Join today and get unlimited access to the entire library of video courses.

Get started

Already a member?

Exercise files

Learn by watching, listening, and doing! Exercise files are the same files the author uses in the course, so you can download them and follow along. Exercise files are available with all Premium memberships. Learn more

Get started

Already a Premium member?

Exercise files video

How to use exercise files.

Ask a question

Thanks for contacting us.
You’ll hear from our Customer Service team within 24 hours.

Please enter the text shown below:

The classic layout automatically defaults to the latest Flash Player.

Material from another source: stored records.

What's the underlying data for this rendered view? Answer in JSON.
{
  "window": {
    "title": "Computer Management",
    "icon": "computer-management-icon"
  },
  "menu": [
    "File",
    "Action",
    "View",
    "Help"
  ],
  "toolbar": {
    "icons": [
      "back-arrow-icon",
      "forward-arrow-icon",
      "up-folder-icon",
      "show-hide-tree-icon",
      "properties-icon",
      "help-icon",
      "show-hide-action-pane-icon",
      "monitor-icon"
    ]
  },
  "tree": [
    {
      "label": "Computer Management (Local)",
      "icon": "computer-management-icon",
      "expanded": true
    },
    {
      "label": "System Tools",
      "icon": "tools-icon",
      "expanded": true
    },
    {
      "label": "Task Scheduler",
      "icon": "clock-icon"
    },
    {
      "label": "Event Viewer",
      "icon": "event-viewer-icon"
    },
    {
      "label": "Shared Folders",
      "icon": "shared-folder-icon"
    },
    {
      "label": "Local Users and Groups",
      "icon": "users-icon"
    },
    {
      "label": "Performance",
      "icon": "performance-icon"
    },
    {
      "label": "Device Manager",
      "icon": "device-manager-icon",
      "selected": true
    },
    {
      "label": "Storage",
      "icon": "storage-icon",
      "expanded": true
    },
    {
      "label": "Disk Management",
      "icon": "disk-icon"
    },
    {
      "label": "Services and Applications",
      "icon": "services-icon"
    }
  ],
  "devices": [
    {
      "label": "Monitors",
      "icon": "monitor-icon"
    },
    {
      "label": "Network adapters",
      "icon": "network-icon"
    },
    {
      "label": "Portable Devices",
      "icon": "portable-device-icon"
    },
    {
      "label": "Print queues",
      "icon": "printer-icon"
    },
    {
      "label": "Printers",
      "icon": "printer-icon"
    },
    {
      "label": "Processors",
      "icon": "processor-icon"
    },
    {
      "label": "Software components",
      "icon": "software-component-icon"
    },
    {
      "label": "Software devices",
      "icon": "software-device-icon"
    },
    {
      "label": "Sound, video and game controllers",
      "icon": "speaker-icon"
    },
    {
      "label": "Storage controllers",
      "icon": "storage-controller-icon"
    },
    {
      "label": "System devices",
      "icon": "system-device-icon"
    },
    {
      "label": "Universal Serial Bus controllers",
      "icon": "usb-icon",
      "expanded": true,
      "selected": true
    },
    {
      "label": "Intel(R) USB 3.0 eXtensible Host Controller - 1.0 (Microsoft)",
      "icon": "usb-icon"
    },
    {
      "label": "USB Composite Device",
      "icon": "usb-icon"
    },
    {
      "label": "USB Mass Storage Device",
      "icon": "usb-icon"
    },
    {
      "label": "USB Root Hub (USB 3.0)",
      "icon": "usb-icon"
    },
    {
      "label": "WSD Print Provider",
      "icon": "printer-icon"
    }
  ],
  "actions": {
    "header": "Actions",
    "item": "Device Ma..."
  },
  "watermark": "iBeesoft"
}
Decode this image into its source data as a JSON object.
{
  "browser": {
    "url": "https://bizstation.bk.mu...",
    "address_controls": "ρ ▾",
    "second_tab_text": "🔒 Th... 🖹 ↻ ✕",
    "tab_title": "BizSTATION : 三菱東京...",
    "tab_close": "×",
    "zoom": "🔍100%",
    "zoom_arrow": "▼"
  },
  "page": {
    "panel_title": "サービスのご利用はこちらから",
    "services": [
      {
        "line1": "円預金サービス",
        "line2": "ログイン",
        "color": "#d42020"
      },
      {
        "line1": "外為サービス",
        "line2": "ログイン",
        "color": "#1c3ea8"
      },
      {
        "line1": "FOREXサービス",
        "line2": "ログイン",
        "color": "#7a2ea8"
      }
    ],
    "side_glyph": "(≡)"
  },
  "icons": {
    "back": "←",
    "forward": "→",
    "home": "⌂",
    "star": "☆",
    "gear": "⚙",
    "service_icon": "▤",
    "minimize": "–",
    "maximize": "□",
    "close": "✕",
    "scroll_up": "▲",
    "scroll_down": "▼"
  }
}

To choose a different player, hold the cursor over your name at the top right of any lynda.com page and choose Site preferencesfrom the dropdown menu.

Continue to classic layout Stay on new layout
Exercise files

Access exercise files from a button right under the course name.

Mark videos as unwatched

Remove icons showing you already watched videos if you want to start over.

Control your viewing experience

Make the video wide, narrow, full-screen, or pop the player out of the page into its own window.

Interactive transcripts

Click on text in the transcript to jump to that spot in the video. As the video plays, the relevant spot in the transcript will be highlighted.

Are you sure you want to delete this note?

No

Your file was successfully uploaded.

Thanks for signing up.

We’ll send you a confirmation email shortly.


Sign up and receive emails about lynda.com and our online training library:

Here’s our privacy policy with more details about how we handle your information.

Keep up with news, tips, and latest courses with emails from lynda.com.

Sign up and receive emails about lynda.com and our online training library:

Here’s our privacy policy with more details about how we handle your information.

   
submit Lightbox submit clicked
Terms and conditions of use

We've updated our terms and conditions (now called terms of service).Go
Review and accept our updated terms of service.